PROBLEM TO SOLVE
Print the listing exactly.
_ _ _
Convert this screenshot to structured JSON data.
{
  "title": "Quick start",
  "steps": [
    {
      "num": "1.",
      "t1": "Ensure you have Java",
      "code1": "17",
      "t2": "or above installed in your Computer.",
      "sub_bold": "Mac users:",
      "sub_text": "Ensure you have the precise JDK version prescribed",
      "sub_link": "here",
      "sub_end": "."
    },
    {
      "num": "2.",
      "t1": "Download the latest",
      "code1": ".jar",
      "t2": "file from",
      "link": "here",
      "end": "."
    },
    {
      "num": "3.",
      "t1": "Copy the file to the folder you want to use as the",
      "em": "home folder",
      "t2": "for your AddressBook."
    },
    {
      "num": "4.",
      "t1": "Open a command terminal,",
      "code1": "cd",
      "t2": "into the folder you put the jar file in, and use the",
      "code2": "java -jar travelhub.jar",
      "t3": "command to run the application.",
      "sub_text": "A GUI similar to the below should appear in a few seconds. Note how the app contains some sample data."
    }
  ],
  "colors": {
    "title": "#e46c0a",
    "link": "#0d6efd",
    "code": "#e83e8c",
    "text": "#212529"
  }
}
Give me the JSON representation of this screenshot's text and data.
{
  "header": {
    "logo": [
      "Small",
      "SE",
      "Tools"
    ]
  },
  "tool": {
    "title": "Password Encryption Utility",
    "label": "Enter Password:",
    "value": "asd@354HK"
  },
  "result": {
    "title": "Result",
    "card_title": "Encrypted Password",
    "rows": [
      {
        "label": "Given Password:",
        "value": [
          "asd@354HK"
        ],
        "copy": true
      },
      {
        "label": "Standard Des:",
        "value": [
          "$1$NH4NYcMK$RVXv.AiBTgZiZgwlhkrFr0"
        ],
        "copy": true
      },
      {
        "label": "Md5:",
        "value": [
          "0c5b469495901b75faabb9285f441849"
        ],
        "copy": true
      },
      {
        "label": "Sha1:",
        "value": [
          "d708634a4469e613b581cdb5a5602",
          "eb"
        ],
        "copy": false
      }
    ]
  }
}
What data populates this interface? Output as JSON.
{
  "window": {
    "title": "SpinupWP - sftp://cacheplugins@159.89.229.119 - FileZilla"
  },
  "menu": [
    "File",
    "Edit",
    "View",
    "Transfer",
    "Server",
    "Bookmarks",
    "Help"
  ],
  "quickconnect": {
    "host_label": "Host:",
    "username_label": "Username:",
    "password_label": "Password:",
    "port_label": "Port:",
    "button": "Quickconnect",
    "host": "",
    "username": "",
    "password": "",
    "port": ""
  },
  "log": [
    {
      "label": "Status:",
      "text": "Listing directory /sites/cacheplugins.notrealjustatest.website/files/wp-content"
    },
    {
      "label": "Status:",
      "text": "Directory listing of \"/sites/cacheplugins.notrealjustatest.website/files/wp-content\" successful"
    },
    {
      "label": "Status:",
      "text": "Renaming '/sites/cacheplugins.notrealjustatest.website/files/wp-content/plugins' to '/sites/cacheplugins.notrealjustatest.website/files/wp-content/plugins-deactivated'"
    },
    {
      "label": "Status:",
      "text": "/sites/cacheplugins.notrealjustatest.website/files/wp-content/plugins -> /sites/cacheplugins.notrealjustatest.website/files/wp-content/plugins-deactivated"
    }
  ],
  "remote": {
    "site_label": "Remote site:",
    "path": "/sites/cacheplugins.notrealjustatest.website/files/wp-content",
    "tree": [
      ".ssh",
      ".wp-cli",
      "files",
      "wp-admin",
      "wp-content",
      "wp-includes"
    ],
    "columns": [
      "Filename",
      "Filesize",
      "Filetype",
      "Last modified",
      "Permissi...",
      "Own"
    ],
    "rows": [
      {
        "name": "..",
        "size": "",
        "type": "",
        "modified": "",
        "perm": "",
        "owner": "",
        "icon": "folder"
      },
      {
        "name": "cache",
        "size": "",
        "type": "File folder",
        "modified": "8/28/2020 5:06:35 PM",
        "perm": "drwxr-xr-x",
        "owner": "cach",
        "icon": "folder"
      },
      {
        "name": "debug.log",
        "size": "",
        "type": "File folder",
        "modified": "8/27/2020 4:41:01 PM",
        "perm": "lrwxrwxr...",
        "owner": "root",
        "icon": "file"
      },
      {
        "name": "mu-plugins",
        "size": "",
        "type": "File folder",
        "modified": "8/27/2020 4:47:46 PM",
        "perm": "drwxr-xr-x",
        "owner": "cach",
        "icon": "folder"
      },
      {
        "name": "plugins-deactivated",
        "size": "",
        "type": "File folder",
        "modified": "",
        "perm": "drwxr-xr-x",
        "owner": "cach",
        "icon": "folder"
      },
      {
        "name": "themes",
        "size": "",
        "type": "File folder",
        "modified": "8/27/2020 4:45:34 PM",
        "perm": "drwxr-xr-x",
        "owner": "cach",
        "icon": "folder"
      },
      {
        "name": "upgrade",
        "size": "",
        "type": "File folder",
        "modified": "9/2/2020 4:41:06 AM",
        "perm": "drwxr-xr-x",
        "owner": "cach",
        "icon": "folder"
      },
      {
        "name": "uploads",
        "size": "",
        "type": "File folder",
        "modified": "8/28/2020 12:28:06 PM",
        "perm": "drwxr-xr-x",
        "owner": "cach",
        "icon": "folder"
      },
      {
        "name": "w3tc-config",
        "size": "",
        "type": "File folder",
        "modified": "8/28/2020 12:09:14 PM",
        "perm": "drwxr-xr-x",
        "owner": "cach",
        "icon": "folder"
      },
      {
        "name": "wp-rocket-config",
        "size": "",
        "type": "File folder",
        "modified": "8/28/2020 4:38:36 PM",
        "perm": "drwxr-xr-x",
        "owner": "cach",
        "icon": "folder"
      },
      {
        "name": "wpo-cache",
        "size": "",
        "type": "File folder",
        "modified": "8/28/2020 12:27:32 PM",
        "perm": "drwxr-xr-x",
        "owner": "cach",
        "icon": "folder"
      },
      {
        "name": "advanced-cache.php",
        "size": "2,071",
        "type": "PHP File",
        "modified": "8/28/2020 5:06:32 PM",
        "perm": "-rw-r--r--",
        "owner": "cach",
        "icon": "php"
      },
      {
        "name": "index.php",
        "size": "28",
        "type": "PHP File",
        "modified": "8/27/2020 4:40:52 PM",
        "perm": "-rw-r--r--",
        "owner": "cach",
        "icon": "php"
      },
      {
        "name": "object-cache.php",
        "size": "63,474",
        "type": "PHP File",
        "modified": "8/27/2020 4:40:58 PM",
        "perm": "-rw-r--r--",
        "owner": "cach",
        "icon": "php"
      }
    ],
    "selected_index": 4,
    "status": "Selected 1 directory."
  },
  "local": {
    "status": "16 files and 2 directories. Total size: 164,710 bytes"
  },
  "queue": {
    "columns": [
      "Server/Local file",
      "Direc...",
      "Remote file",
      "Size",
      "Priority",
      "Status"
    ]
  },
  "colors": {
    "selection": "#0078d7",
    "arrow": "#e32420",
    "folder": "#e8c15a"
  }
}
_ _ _
SOLUTION
Convert this screenshot to structured JSON data.
{
  "title": "Quick start",
  "steps": [
    {
      "num": "1.",
      "t1": "Ensure you have Java",
      "code1": "17",
      "t2": "or above installed in your Computer.",
      "sub_bold": "Mac users:",
      "sub_text": "Ensure you have the precise JDK version prescribed",
      "sub_link": "here",
      "sub_end": "."
    },
    {
      "num": "2.",
      "t1": "Download the latest",
      "code1": ".jar",
      "t2": "file from",
      "link": "here",
      "end": "."
    },
    {
      "num": "3.",
      "t1": "Copy the file to the folder you want to use as the",
      "em": "home folder",
      "t2": "for your AddressBook."
    },
    {
      "num": "4.",
      "t1": "Open a command terminal,",
      "code1": "cd",
      "t2": "into the folder you put the jar file in, and use the",
      "code2": "java -jar travelhub.jar",
      "t3": "command to run the application.",
      "sub_text": "A GUI similar to the below should appear in a few seconds. Note how the app contains some sample data."
    }
  ],
  "colors": {
    "title": "#e46c0a",
    "link": "#0d6efd",
    "code": "#e83e8c",
    "text": "#212529"
  }
}
Give me the JSON representation of this screenshot's text and data.
{
  "header": {
    "logo": [
      "Small",
      "SE",
      "Tools"
    ]
  },
  "tool": {
    "title": "Password Encryption Utility",
    "label": "Enter Password:",
    "value": "asd@354HK"
  },
  "result": {
    "title": "Result",
    "card_title": "Encrypted Password",
    "rows": [
      {
        "label": "Given Password:",
        "value": [
          "asd@354HK"
        ],
        "copy": true
      },
      {
        "label": "Standard Des:",
        "value": [
          "$1$NH4NYcMK$RVXv.AiBTgZiZgwlhkrFr0"
        ],
        "copy": true
      },
      {
        "label": "Md5:",
        "value": [
          "0c5b469495901b75faabb9285f441849"
        ],
        "copy": true
      },
      {
        "label": "Sha1:",
        "value": [
          "d708634a4469e613b581cdb5a5602",
          "eb"
        ],
        "copy": false
      }
    ]
  }
}
What data populates this interface? Output as JSON.
{
  "window": {
    "title": "SpinupWP - sftp://cacheplugins@159.89.229.119 - FileZilla"
  },
  "menu": [
    "File",
    "Edit",
    "View",
    "Transfer",
    "Server",
    "Bookmarks",
    "Help"
  ],
  "quickconnect": {
    "host_label": "Host:",
    "username_label": "Username:",
    "password_label": "Password:",
    "port_label": "Port:",
    "button": "Quickconnect",
    "host": "",
    "username": "",
    "password": "",
    "port": ""
  },
  "log": [
    {
      "label": "Status:",
      "text": "Listing directory /sites/cacheplugins.notrealjustatest.website/files/wp-content"
    },
    {
      "label": "Status:",
      "text": "Directory listing of \"/sites/cacheplugins.notrealjustatest.website/files/wp-content\" successful"
    },
    {
      "label": "Status:",
      "text": "Renaming '/sites/cacheplugins.notrealjustatest.website/files/wp-content/plugins' to '/sites/cacheplugins.notrealjustatest.website/files/wp-content/plugins-deactivated'"
    },
    {
      "label": "Status:",
      "text": "/sites/cacheplugins.notrealjustatest.website/files/wp-content/plugins -> /sites/cacheplugins.notrealjustatest.website/files/wp-content/plugins-deactivated"
    }
  ],
  "remote": {
    "site_label": "Remote site:",
    "path": "/sites/cacheplugins.notrealjustatest.website/files/wp-content",
    "tree": [
      ".ssh",
      ".wp-cli",
      "files",
      "wp-admin",
      "wp-content",
      "wp-includes"
    ],
    "columns": [
      "Filename",
      "Filesize",
      "Filetype",
      "Last modified",
      "Permissi...",
      "Own"
    ],
    "rows": [
      {
        "name": "..",
        "size": "",
        "type": "",
        "modified": "",
        "perm": "",
        "owner": "",
        "icon": "folder"
      },
      {
        "name": "cache",
        "size": "",
        "type": "File folder",
        "modified": "8/28/2020 5:06:35 PM",
        "perm": "drwxr-xr-x",
        "owner": "cach",
        "icon": "folder"
      },
      {
        "name": "debug.log",
        "size": "",
        "type": "File folder",
        "modified": "8/27/2020 4:41:01 PM",
        "perm": "lrwxrwxr...",
        "owner": "root",
        "icon": "file"
      },
      {
        "name": "mu-plugins",
        "size": "",
        "type": "File folder",
        "modified": "8/27/2020 4:47:46 PM",
        "perm": "drwxr-xr-x",
        "owner": "cach",
        "icon": "folder"
      },
      {
        "name": "plugins-deactivated",
        "size": "",
        "type": "File folder",
        "modified": "",
        "perm": "drwxr-xr-x",
        "owner": "cach",
        "icon": "folder"
      },
      {
        "name": "themes",
        "size": "",
        "type": "File folder",
        "modified": "8/27/2020 4:45:34 PM",
        "perm": "drwxr-xr-x",
        "owner": "cach",
        "icon": "folder"
      },
      {
        "name": "upgrade",
        "size": "",
        "type": "File folder",
        "modified": "9/2/2020 4:41:06 AM",
        "perm": "drwxr-xr-x",
        "owner": "cach",
        "icon": "folder"
      },
      {
        "name": "uploads",
        "size": "",
        "type": "File folder",
        "modified": "8/28/2020 12:28:06 PM",
        "perm": "drwxr-xr-x",
        "owner": "cach",
        "icon": "folder"
      },
      {
        "name": "w3tc-config",
        "size": "",
        "type": "File folder",
        "modified": "8/28/2020 12:09:14 PM",
        "perm": "drwxr-xr-x",
        "owner": "cach",
        "icon": "folder"
      },
      {
        "name": "wp-rocket-config",
        "size": "",
        "type": "File folder",
        "modified": "8/28/2020 4:38:36 PM",
        "perm": "drwxr-xr-x",
        "owner": "cach",
        "icon": "folder"
      },
      {
        "name": "wpo-cache",
        "size": "",
        "type": "File folder",
        "modified": "8/28/2020 12:27:32 PM",
        "perm": "drwxr-xr-x",
        "owner": "cach",
        "icon": "folder"
      },
      {
        "name": "advanced-cache.php",
        "size": "2,071",
        "type": "PHP File",
        "modified": "8/28/2020 5:06:32 PM",
        "perm": "-rw-r--r--",
        "owner": "cach",
        "icon": "php"
      },
      {
        "name": "index.php",
        "size": "28",
        "type": "PHP File",
        "modified": "8/27/2020 4:40:52 PM",
        "perm": "-rw-r--r--",
        "owner": "cach",
        "icon": "php"
      },
      {
        "name": "object-cache.php",
        "size": "63,474",
        "type": "PHP File",
        "modified": "8/27/2020 4:40:58 PM",
        "perm": "-rw-r--r--",
        "owner": "cach",
        "icon": "php"
      }
    ],
    "selected_index": 4,
    "status": "Selected 1 directory."
  },
  "local": {
    "status": "16 files and 2 directories. Total size: 164,710 bytes"
  },
  "queue": {
    "columns": [
      "Server/Local file",
      "Direc...",
      "Remote file",
      "Size",
      "Priority",
      "Status"
    ]
  },
  "colors": {
    "selection": "#0078d7",
    "arrow": "#e32420",
    "folder": "#e8c15a"
  }
}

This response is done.